» **What needs to be done**: The entries below must be retyped in full. Keep every word the same.

» **Input data**:

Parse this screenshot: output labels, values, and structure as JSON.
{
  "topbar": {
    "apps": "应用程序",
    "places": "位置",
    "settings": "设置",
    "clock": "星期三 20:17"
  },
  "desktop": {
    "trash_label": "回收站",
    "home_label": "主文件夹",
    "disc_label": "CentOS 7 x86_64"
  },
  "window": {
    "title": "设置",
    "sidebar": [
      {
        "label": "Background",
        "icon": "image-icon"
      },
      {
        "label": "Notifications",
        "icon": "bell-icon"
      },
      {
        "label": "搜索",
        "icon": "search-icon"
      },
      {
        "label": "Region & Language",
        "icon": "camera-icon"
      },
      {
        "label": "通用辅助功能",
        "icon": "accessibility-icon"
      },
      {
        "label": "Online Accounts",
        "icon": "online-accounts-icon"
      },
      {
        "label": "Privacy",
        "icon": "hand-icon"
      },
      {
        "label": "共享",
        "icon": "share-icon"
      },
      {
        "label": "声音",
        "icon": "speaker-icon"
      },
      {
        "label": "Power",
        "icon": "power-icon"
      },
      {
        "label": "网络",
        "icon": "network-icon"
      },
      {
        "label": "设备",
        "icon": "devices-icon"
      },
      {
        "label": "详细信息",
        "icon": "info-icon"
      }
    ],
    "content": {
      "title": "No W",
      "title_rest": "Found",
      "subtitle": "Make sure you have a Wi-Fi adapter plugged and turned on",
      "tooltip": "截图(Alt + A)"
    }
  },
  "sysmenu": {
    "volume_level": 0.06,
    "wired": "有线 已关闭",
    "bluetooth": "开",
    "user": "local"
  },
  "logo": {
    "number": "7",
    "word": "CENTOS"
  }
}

» **Exercise output**:
Parse this screenshot: output labels, values, and structure as JSON.
{
  "topbar": {
    "apps": "应用程序",
    "places": "位置",
    "settings": "设置",
    "clock": "星期三 20:17"
  },
  "desktop": {
    "trash_label": "回收站",
    "home_label": "主文件夹",
    "disc_label": "CentOS 7 x86_64"
  },
  "window": {
    "title": "设置",
    "sidebar": [
      {
        "label": "Background",
        "icon": "image-icon"
      },
      {
        "label": "Notifications",
        "icon": "bell-icon"
      },
      {
        "label": "搜索",
        "icon": "search-icon"
      },
      {
        "label": "Region & Language",
        "icon": "camera-icon"
      },
      {
        "label": "通用辅助功能",
        "icon": "accessibility-icon"
      },
      {
        "label": "Online Accounts",
        "icon": "online-accounts-icon"
      },
      {
        "label": "Privacy",
        "icon": "hand-icon"
      },
      {
        "label": "共享",
        "icon": "share-icon"
      },
      {
        "label": "声音",
        "icon": "speaker-icon"
      },
      {
        "label": "Power",
        "icon": "power-icon"
      },
      {
        "label": "网络",
        "icon": "network-icon"
      },
      {
        "label": "设备",
        "icon": "devices-icon"
      },
      {
        "label": "详细信息",
        "icon": "info-icon"
      }
    ],
    "content": {
      "title": "No W",
      "title_rest": "Found",
      "subtitle": "Make sure you have a Wi-Fi adapter plugged and turned on",
      "tooltip": "截图(Alt + A)"
    }
  },
  "sysmenu": {
    "volume_level": 0.06,
    "wired": "有线 已关闭",
    "bluetooth": "开",
    "user": "local"
  },
  "logo": {
    "number": "7",
    "word": "CENTOS"
  }
}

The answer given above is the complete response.